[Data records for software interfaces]
::::::::
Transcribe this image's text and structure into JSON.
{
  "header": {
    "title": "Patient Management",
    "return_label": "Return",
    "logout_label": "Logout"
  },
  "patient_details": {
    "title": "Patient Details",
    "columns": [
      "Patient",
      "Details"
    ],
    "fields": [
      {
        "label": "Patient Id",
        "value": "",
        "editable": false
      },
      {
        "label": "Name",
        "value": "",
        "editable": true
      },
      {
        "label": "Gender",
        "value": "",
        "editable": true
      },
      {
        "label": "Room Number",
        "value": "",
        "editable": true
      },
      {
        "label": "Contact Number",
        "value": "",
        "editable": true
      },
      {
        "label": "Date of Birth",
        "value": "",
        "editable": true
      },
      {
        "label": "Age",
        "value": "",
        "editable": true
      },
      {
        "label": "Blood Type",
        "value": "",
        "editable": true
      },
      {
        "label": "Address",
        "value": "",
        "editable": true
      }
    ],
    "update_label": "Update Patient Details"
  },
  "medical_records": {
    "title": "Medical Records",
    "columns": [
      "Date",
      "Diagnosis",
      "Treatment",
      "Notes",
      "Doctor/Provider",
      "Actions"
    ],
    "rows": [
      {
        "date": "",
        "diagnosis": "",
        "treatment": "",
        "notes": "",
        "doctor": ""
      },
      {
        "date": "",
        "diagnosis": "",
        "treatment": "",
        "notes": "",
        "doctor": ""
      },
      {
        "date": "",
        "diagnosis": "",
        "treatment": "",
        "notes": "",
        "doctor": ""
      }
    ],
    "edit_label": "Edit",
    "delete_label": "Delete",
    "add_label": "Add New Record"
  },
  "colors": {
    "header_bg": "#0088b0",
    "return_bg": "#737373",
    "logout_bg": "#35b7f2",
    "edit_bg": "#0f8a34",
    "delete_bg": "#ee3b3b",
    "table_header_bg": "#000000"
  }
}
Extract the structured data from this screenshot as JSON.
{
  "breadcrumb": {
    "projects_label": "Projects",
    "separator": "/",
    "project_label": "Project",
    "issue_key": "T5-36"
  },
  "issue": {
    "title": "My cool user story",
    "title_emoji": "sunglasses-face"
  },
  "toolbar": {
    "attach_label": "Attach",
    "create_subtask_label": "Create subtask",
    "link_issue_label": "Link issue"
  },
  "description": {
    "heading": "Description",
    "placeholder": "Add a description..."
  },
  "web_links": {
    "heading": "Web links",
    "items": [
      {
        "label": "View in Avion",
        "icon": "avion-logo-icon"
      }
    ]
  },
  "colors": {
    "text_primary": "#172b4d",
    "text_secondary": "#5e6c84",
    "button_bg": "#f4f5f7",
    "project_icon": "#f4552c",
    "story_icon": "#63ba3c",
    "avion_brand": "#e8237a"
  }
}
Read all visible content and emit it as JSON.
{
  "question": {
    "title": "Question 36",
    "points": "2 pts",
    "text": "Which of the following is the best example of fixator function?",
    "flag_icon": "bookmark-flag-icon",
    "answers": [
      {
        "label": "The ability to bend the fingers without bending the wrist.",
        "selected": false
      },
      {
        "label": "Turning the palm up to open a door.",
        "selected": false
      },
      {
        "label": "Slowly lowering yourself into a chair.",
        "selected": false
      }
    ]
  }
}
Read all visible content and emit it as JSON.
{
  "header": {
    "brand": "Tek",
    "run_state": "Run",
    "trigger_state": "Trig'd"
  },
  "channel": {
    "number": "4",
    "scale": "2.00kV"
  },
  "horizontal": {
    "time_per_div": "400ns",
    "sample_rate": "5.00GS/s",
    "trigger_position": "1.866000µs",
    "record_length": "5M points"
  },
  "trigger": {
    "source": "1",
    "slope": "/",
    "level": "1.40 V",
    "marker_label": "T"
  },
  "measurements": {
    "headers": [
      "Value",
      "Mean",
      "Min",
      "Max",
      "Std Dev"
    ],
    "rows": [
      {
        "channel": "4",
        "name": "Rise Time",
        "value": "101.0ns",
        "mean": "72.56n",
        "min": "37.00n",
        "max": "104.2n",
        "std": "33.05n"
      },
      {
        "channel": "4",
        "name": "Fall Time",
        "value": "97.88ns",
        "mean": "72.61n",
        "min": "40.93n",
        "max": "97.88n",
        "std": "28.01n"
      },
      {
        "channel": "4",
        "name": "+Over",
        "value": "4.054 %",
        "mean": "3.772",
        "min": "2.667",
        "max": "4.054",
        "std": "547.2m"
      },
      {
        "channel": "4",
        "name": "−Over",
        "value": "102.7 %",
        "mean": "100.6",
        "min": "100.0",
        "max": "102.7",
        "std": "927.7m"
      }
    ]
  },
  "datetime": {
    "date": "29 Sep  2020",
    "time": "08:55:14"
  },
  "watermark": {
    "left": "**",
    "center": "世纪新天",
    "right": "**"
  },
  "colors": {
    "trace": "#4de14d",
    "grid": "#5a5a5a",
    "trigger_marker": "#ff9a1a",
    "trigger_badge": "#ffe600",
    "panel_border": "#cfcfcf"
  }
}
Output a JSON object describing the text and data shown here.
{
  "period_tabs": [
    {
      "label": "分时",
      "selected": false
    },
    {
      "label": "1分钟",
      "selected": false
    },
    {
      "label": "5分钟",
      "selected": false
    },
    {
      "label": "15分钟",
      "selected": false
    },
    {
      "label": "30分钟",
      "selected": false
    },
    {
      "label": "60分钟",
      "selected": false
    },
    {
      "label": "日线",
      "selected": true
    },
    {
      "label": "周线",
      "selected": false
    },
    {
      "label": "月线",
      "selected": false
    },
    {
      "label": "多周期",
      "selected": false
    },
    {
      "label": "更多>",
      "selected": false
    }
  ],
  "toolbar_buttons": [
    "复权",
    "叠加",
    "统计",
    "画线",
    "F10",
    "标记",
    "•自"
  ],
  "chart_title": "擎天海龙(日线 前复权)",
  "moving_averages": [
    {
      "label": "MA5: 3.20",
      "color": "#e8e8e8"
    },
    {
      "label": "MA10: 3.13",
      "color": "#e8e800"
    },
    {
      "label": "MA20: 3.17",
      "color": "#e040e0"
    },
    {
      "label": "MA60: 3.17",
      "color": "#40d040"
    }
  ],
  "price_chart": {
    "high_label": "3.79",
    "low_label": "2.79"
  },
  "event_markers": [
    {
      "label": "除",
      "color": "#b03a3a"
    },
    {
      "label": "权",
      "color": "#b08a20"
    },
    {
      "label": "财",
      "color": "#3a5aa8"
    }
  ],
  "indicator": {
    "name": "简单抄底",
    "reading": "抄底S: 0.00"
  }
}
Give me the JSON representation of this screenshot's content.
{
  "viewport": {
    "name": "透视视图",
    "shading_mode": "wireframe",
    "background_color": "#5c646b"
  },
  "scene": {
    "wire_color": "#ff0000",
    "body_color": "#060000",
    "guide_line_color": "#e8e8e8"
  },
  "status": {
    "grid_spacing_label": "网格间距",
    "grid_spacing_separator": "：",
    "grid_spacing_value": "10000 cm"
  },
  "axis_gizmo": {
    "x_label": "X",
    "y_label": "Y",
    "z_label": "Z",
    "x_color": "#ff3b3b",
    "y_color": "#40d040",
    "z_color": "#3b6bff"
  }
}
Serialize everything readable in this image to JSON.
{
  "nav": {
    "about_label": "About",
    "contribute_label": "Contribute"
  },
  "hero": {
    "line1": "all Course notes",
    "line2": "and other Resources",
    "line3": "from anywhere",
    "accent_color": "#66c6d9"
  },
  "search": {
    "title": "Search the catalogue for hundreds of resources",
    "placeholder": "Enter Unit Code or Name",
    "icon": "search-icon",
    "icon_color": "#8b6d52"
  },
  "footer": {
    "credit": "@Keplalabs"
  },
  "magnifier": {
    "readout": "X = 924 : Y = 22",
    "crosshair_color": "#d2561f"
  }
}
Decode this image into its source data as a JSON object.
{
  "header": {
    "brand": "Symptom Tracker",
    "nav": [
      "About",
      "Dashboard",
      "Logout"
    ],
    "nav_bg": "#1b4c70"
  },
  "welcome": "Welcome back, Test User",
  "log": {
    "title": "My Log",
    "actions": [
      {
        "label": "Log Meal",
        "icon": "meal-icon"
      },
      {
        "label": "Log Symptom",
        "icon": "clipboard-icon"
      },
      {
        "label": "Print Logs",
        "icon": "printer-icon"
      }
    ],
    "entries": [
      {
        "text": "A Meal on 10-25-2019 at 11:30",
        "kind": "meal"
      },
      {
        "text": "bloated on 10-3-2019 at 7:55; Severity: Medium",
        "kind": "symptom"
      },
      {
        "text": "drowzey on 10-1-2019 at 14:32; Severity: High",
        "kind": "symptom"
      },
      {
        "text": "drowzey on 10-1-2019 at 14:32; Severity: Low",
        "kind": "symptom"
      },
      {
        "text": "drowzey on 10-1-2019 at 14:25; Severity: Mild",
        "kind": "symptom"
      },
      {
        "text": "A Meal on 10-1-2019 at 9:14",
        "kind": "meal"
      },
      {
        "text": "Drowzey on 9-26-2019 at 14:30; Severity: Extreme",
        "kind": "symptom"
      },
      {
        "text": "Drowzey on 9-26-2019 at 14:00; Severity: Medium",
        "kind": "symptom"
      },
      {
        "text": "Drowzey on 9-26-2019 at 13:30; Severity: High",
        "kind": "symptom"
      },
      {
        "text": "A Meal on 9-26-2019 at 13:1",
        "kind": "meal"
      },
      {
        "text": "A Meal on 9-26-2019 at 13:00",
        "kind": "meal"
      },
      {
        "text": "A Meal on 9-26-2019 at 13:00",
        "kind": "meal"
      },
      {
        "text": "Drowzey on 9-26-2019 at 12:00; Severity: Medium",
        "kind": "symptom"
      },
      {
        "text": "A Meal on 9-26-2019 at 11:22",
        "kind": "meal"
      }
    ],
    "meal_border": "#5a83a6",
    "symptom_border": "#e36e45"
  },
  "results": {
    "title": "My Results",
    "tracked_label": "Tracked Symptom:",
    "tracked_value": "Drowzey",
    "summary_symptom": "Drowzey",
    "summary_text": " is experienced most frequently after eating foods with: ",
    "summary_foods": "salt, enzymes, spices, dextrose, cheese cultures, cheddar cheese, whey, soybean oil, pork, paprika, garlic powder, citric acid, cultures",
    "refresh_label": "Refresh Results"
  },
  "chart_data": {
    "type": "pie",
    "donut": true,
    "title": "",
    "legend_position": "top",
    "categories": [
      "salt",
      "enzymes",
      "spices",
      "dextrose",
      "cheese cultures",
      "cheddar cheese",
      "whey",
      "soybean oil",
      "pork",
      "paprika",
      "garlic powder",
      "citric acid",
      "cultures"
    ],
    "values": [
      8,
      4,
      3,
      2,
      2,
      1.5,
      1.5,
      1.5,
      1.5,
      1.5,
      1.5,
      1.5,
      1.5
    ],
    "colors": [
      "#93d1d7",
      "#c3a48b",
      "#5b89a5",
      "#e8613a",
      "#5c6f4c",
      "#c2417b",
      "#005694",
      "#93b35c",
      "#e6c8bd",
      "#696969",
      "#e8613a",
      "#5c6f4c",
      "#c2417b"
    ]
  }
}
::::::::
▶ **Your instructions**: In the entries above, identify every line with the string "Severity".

▶ **Response area**:
        "text": "bloated on 10-3-2019 at 7:55; Severity: Medium",
        "text": "drowzey on 10-1-2019 at 14:32; Severity: High",
        "text": "drowzey on 10-1-2019 at 14:32; Severity: Low",
        "text": "drowzey on 10-1-2019 at 14:25; Severity: Mild",
        "text": "Drowzey on 9-26-2019 at 14:30; Severity: Extreme",
        "text": "Drowzey on 9-26-2019 at 14:00; Severity: Medium",
        "text": "Drowzey on 9-26-2019 at 13:30; Severity: High",
        "text": "Drowzey on 9-26-2019 at 12:00; Severity: Medium",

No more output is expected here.